Proof. Clearly, each statement implies the previous, since the theories are progressively weaker. Suppose now that we have a proof that t is decidable, but the proof uses ZFC+CH. The assertion that T is decidable is a statement of arithmetic, since it says "there is a computer program, which accepts all and only the theorems of T and rejects all other strings." This statement has complexity Sigma^0_3(T), which is to say, that it is fairly low in the arithmetic hierarchy (relative to the set of Goedel codes of T).
Let us now establish that T is decidable by arguing merely in ZF. Assume that ZF holds in the set-theoretic universe V. Goedel proved that ZFC+CH holds in the constructible universe L. This argument relativizes to show that ZFC+CH also holds in L[T], the constructible universe relative to T. (Note, the theory T of the question above is actually in L, so in this case, L[T]=L.) Thus, T is decidable in L[T]. Since this assertion is arithmetic, it has the same truth value in L[T] as in V, since these two set-theoretic models have the same arithmetic. So T is decidable. QED
One can push the argument much lower than ZF, down to something like second order number theory. Of course, what we would really like is to prove the decidability of T in PA, but I don't think that this is always possible. (Although PA proves all true existential statements, the complexity of the assertion that T is decidable rises above this.)
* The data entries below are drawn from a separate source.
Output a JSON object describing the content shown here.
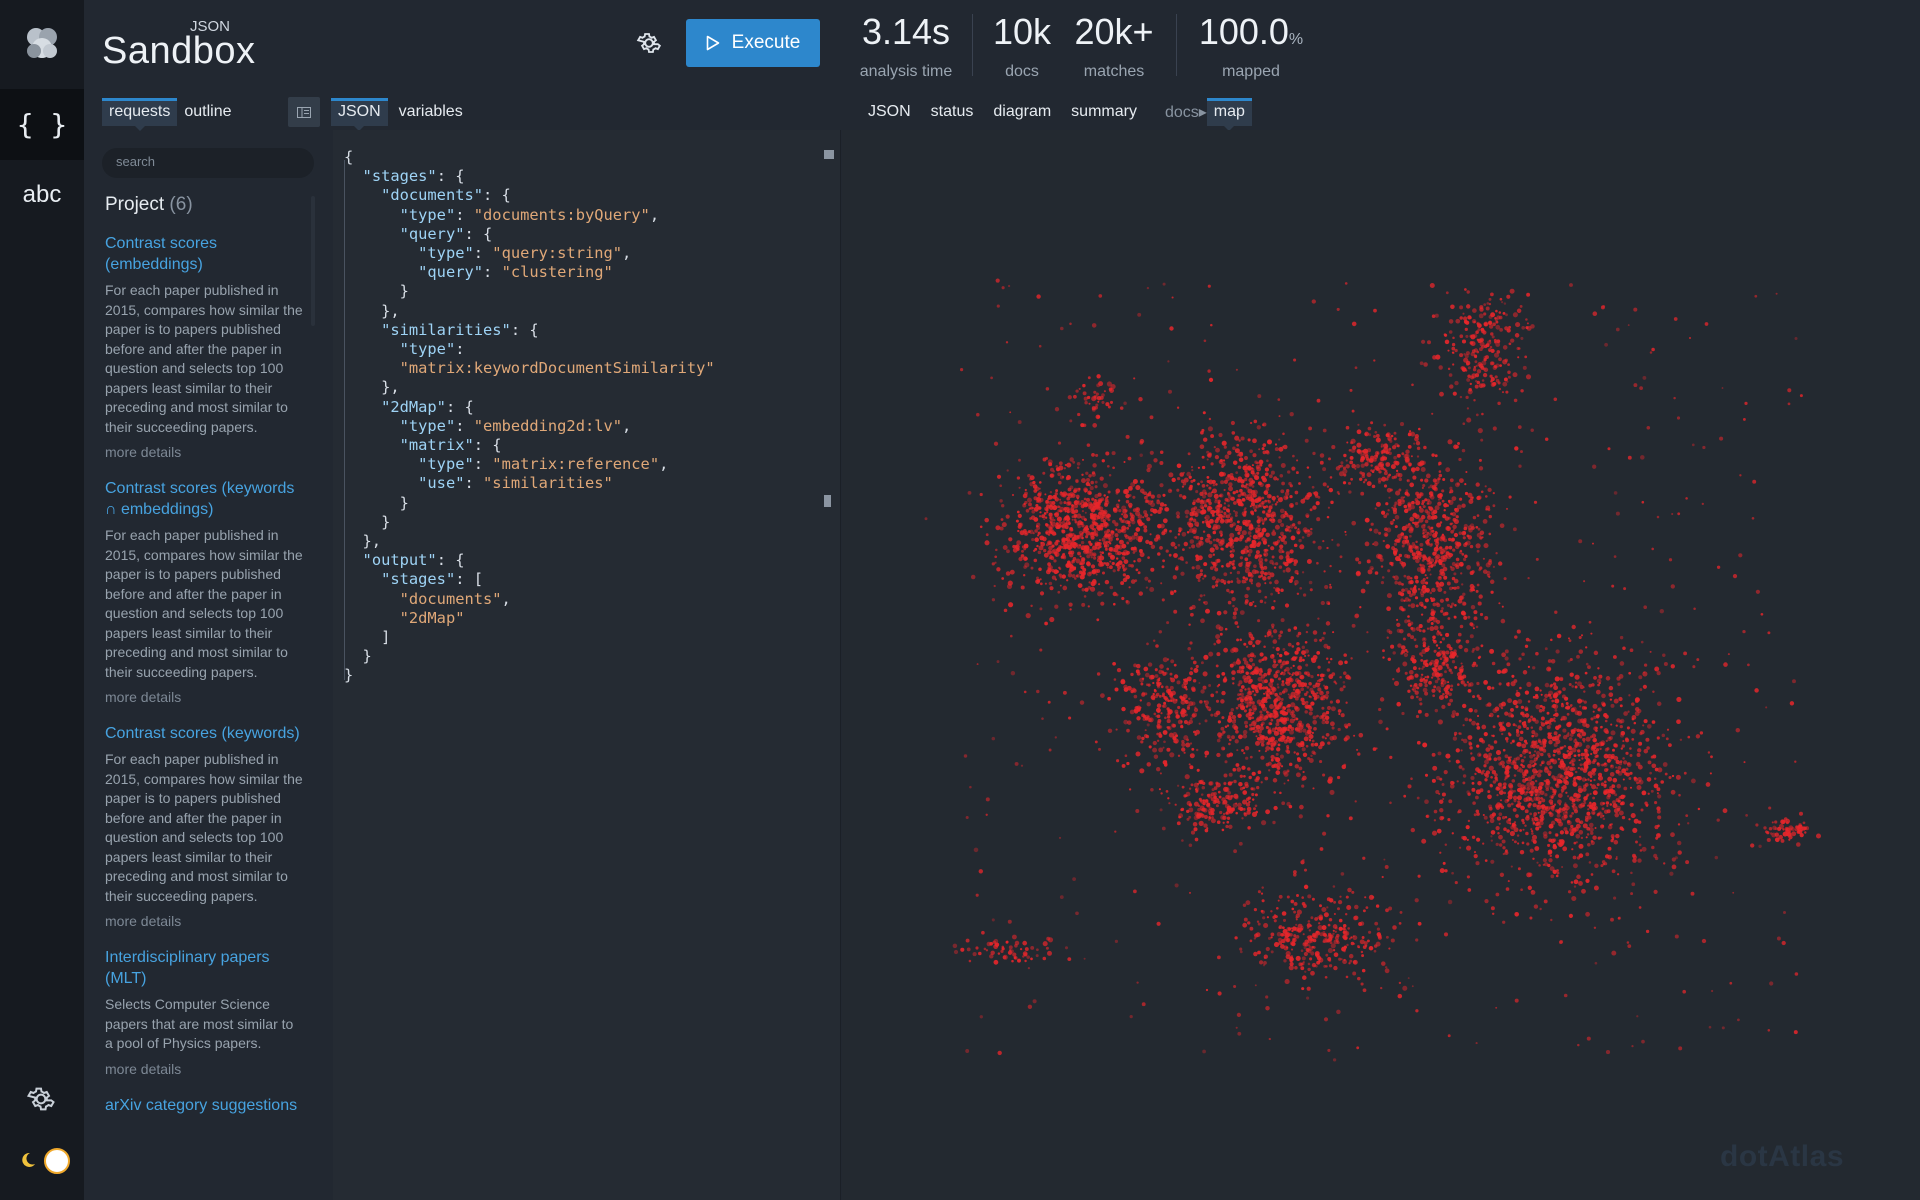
{
  "brand": {
    "sub": "JSON",
    "title": "Sandbox"
  },
  "toolbar": {
    "execute_label": "Execute"
  },
  "stats": [
    {
      "value": "3.14s",
      "unit": "",
      "label": "analysis time"
    },
    {
      "value": "10k",
      "unit": "",
      "label": "docs"
    },
    {
      "value": "20k+",
      "unit": "",
      "label": "matches"
    },
    {
      "value": "100.0",
      "unit": "%",
      "label": "mapped"
    }
  ],
  "rail": {
    "json_label": "{ }",
    "abc_label": "abc"
  },
  "left_tabs": [
    "requests",
    "outline"
  ],
  "editor_tabs": [
    "JSON",
    "variables"
  ],
  "result_tabs": [
    "JSON",
    "status",
    "diagram",
    "summary"
  ],
  "result_crumb": {
    "parent": "docs",
    "active": "map"
  },
  "search": {
    "placeholder": "search"
  },
  "project": {
    "title": "Project",
    "count": "(6)"
  },
  "requests": [
    {
      "title": "Contrast scores (embeddings)",
      "desc": "For each paper published in 2015, compares how similar the paper is to papers published before and after the paper in question and selects top 100 papers least similar to their preceding and most similar to their succeeding papers.",
      "more": "more details"
    },
    {
      "title": "Contrast scores (keywords ∩ embeddings)",
      "desc": "For each paper published in 2015, compares how similar the paper is to papers published before and after the paper in question and selects top 100 papers least similar to their preceding and most similar to their succeeding papers.",
      "more": "more details"
    },
    {
      "title": "Contrast scores (keywords)",
      "desc": "For each paper published in 2015, compares how similar the paper is to papers published before and after the paper in question and selects top 100 papers least similar to their preceding and most similar to their succeeding papers.",
      "more": "more details"
    },
    {
      "title": "Interdisciplinary papers (MLT)",
      "desc": "Selects Computer Science papers that are most similar to a pool of Physics papers.",
      "more": "more details"
    },
    {
      "title": "arXiv category suggestions",
      "desc": "",
      "more": ""
    }
  ],
  "code": [
    [
      [
        "p",
        "{"
      ]
    ],
    [
      [
        "p",
        "  "
      ],
      [
        "k",
        "\"stages\""
      ],
      [
        "p",
        ": {"
      ]
    ],
    [
      [
        "p",
        "    "
      ],
      [
        "k",
        "\"documents\""
      ],
      [
        "p",
        ": {"
      ]
    ],
    [
      [
        "p",
        "      "
      ],
      [
        "k",
        "\"type\""
      ],
      [
        "p",
        ": "
      ],
      [
        "s",
        "\"documents:byQuery\""
      ],
      [
        "p",
        ","
      ]
    ],
    [
      [
        "p",
        "      "
      ],
      [
        "k",
        "\"query\""
      ],
      [
        "p",
        ": {"
      ]
    ],
    [
      [
        "p",
        "        "
      ],
      [
        "k",
        "\"type\""
      ],
      [
        "p",
        ": "
      ],
      [
        "s",
        "\"query:string\""
      ],
      [
        "p",
        ","
      ]
    ],
    [
      [
        "p",
        "        "
      ],
      [
        "k",
        "\"query\""
      ],
      [
        "p",
        ": "
      ],
      [
        "s",
        "\"clustering\""
      ]
    ],
    [
      [
        "p",
        "      }"
      ]
    ],
    [
      [
        "p",
        "    },"
      ]
    ],
    [
      [
        "p",
        "    "
      ],
      [
        "k",
        "\"similarities\""
      ],
      [
        "p",
        ": {"
      ]
    ],
    [
      [
        "p",
        "      "
      ],
      [
        "k",
        "\"type\""
      ],
      [
        "p",
        ":"
      ]
    ],
    [
      [
        "p",
        "      "
      ],
      [
        "s",
        "\"matrix:keywordDocumentSimilarity\""
      ]
    ],
    [
      [
        "p",
        "    },"
      ]
    ],
    [
      [
        "p",
        "    "
      ],
      [
        "k",
        "\"2dMap\""
      ],
      [
        "p",
        ": {"
      ]
    ],
    [
      [
        "p",
        "      "
      ],
      [
        "k",
        "\"type\""
      ],
      [
        "p",
        ": "
      ],
      [
        "s",
        "\"embedding2d:lv\""
      ],
      [
        "p",
        ","
      ]
    ],
    [
      [
        "p",
        "      "
      ],
      [
        "k",
        "\"matrix\""
      ],
      [
        "p",
        ": {"
      ]
    ],
    [
      [
        "p",
        "        "
      ],
      [
        "k",
        "\"type\""
      ],
      [
        "p",
        ": "
      ],
      [
        "s",
        "\"matrix:reference\""
      ],
      [
        "p",
        ","
      ]
    ],
    [
      [
        "p",
        "        "
      ],
      [
        "k",
        "\"use\""
      ],
      [
        "p",
        ": "
      ],
      [
        "s",
        "\"similarities\""
      ]
    ],
    [
      [
        "p",
        "      }"
      ]
    ],
    [
      [
        "p",
        "    }"
      ]
    ],
    [
      [
        "p",
        "  },"
      ]
    ],
    [
      [
        "p",
        "  "
      ],
      [
        "k",
        "\"output\""
      ],
      [
        "p",
        ": {"
      ]
    ],
    [
      [
        "p",
        "    "
      ],
      [
        "k",
        "\"stages\""
      ],
      [
        "p",
        ": ["
      ]
    ],
    [
      [
        "p",
        "      "
      ],
      [
        "s",
        "\"documents\""
      ],
      [
        "p",
        ","
      ]
    ],
    [
      [
        "p",
        "      "
      ],
      [
        "s",
        "\"2dMap\""
      ]
    ],
    [
      [
        "p",
        "    ]"
      ]
    ],
    [
      [
        "p",
        "  }"
      ]
    ],
    [
      [
        "p",
        "}"
      ]
    ]
  ],
  "map": {
    "point_color": "#e8262b",
    "watermark": "dotAtlas"
  },
  "colors": {
    "accent": "#2d87cc",
    "background": "#222831",
    "link": "#47a3e0"
  }
}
The more general fact is that arithmetic statements can never depend on AC or CH, because if one proves them in ZFC+CH, then they would be true in L, and hence true in V, where one might have only ZF. In fact, the same argument shows via the Shoenfield Absoluteness theorem that a Sigma^1_2 statement is provable in ZFC+CH if and only it is provable in ZF.
An instance of this would be: Fermat's Last Theorem is provable in ZFC+CH if and only if it is provable in ZF. In particular, any use of the Axiom of Choice in Wiles' proof can be uniformly eliminated.
Edit: I changed the presentation to be clearer.